  • Seem forgetful about doing things regularly, for example, scheduling appointments, returning calls or texts, paying bills, or even doing daily chores.

  • Do not seem to be able to complete things, even if given instructions. Often, not completing chores, starting tasks and not finishing them, or being easily distracted.

  • Express that organization seems to annoy them, and they seem to always have chaotic messes around them. Their houses may be constantly messy and their offices disorganized. They may miss appointments often and have a poor understanding of the passage of time.

  • Get frustrated with tasks that require a lot of mental effort and create a lot of stress and avoid them. For example, preparing reports on time, completing forms, or making appointments.

  • May lose things like wallets, phones, keys, and various other small items that they use daily.

  • Are distracted by things happening around them, like kids running around, or multiple sources of sounds or visual inputs, and have a hard time tuning these things out.

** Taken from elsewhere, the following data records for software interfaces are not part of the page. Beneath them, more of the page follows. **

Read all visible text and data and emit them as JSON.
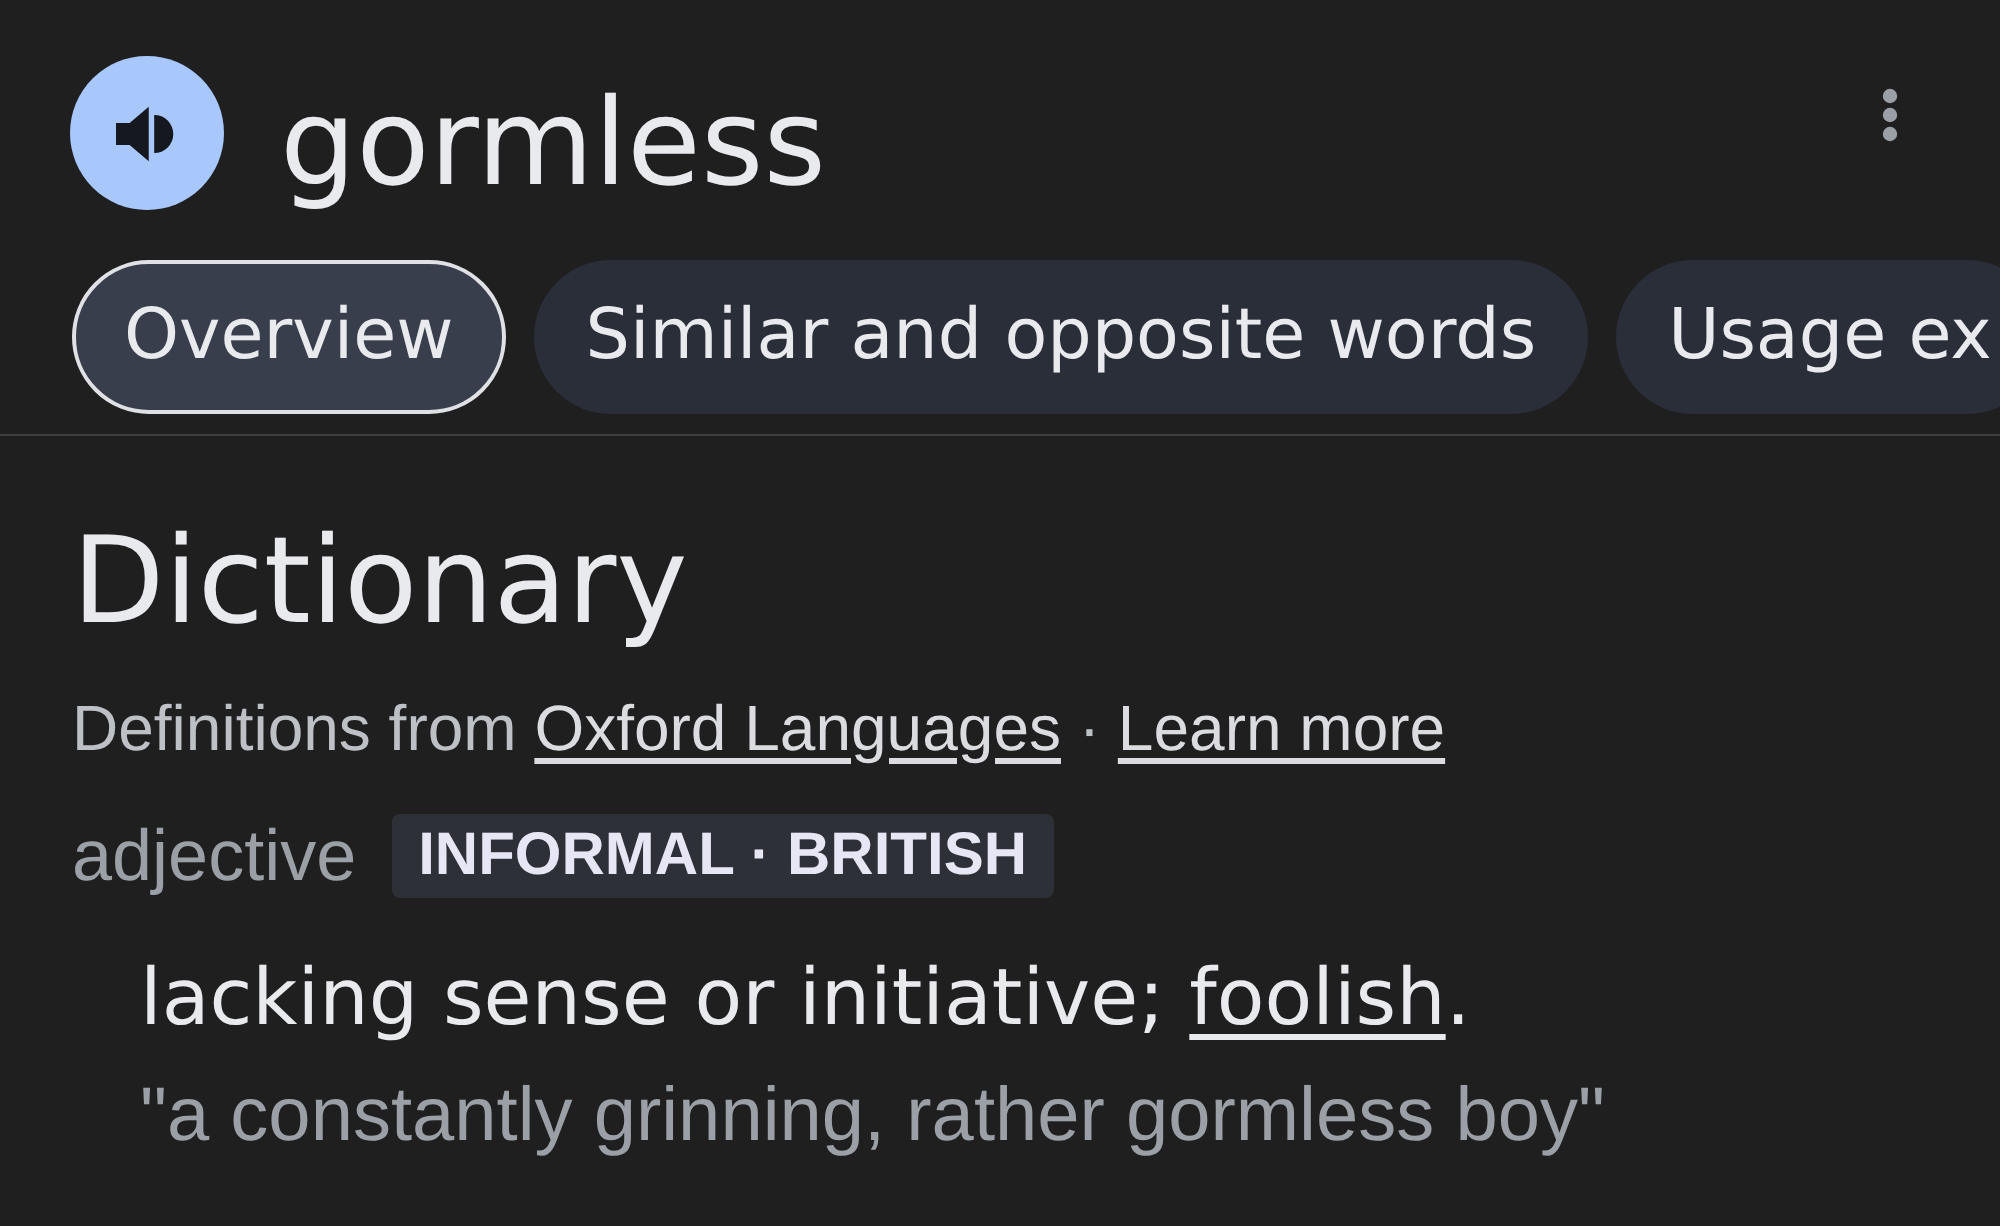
{
  "header": {
    "word": "gormless"
  },
  "tabs": [
    {
      "label": "Overview",
      "selected": true
    },
    {
      "label": "Similar and opposite words",
      "selected": false
    },
    {
      "label": "Usage ex",
      "selected": false
    }
  ],
  "dictionary": {
    "title": "Dictionary",
    "source": {
      "prefix": "Definitions from",
      "link": "Oxford Languages",
      "separator": "·",
      "learn_more": "Learn more"
    },
    "entry": {
      "part_of_speech": "adjective",
      "register": "INFORMAL · BRITISH",
      "definition": {
        "text": "lacking sense or initiative;",
        "link": "foolish",
        "end": "."
      },
      "example": "\"a constantly grinning, rather gormless boy\""
    }
  }
}
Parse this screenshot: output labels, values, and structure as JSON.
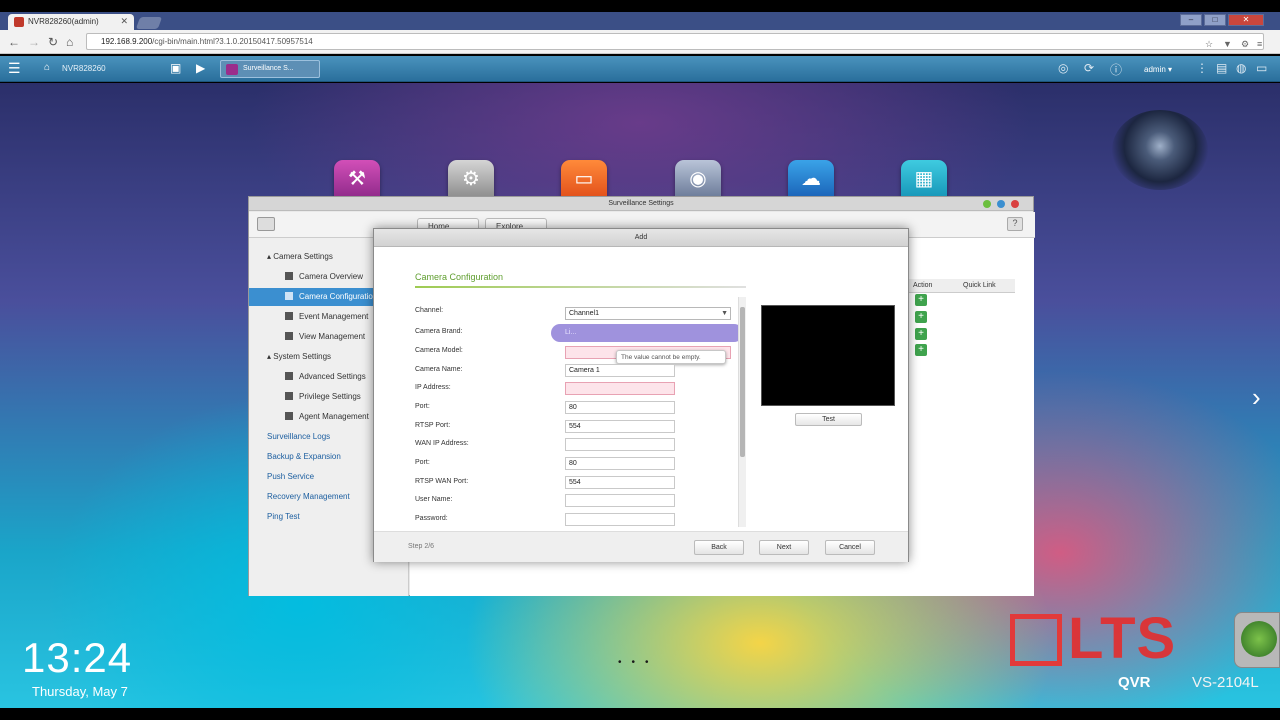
{
  "browser": {
    "tab_title": "NVR828260(admin)",
    "url_host": "192.168.9.200",
    "url_path": "/cgi-bin/main.html?3.1.0.20150417.50957514"
  },
  "nas_bar": {
    "device_name": "NVR828260",
    "task_label": "Surveillance S...",
    "user": "admin"
  },
  "settings_window": {
    "title": "Surveillance Settings",
    "toolbar": [
      "Home",
      "Explore"
    ],
    "sidebar": [
      {
        "label": "Camera Settings",
        "type": "section"
      },
      {
        "label": "Camera Overview",
        "type": "item"
      },
      {
        "label": "Camera Configuration",
        "type": "item",
        "selected": true
      },
      {
        "label": "Event Management",
        "type": "item"
      },
      {
        "label": "View Management",
        "type": "item"
      },
      {
        "label": "System Settings",
        "type": "section"
      },
      {
        "label": "Advanced Settings",
        "type": "item"
      },
      {
        "label": "Privilege Settings",
        "type": "item"
      },
      {
        "label": "Agent Management",
        "type": "item"
      },
      {
        "label": "Surveillance Logs",
        "type": "group"
      },
      {
        "label": "Backup & Expansion",
        "type": "group"
      },
      {
        "label": "Push Service",
        "type": "group"
      },
      {
        "label": "Recovery Management",
        "type": "group"
      },
      {
        "label": "Ping Test",
        "type": "group"
      }
    ],
    "columns": [
      "Action",
      "Quick Link"
    ]
  },
  "dialog": {
    "title": "Add",
    "section": "Camera Configuration",
    "fields": [
      {
        "label": "Channel:",
        "value": "Channel1"
      },
      {
        "label": "Camera Brand:",
        "value": "Li..."
      },
      {
        "label": "Camera Model:",
        "value": ""
      },
      {
        "label": "Camera Name:",
        "value": "Camera 1"
      },
      {
        "label": "IP Address:",
        "value": ""
      },
      {
        "label": "Port:",
        "value": "80"
      },
      {
        "label": "RTSP Port:",
        "value": "554"
      },
      {
        "label": "WAN IP Address:",
        "value": ""
      },
      {
        "label": "Port:",
        "value": "80"
      },
      {
        "label": "RTSP WAN Port:",
        "value": "554"
      },
      {
        "label": "User Name:",
        "value": ""
      },
      {
        "label": "Password:",
        "value": ""
      }
    ],
    "tooltip": "The value cannot be empty.",
    "test_button": "Test",
    "step_info": "Step 2/6",
    "buttons": {
      "back": "Back",
      "next": "Next",
      "cancel": "Cancel"
    }
  },
  "desktop": {
    "time": "13:24",
    "date": "Thursday, May 7",
    "brand": "LTS",
    "product": "QVR",
    "model": "VS-2104L"
  },
  "colors": {
    "accent_blue": "#3b8fd0",
    "section_green": "#5f9e2f",
    "brand_red": "#e23a3a"
  }
}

  • Seem to miss things that are said directly to them, even without obvious distractions. “Excuse me? Can you repeat that? “, or ”Sorry, I was thinking about something else. “, are prime examples of people who deal with this issue.

Known ADHD Causes

Our current knowledge base hasn’t been able to discover a singular cause for ADHD. There are a lot of different things that go into having ADHD, and pinning down just one cause has been the white whale for many scientists and doctors.


What we do know is that there are genetic factors most of the time with people with ADHD. For example, a child with ADHD has a 25% chance of having a parent with ADHD.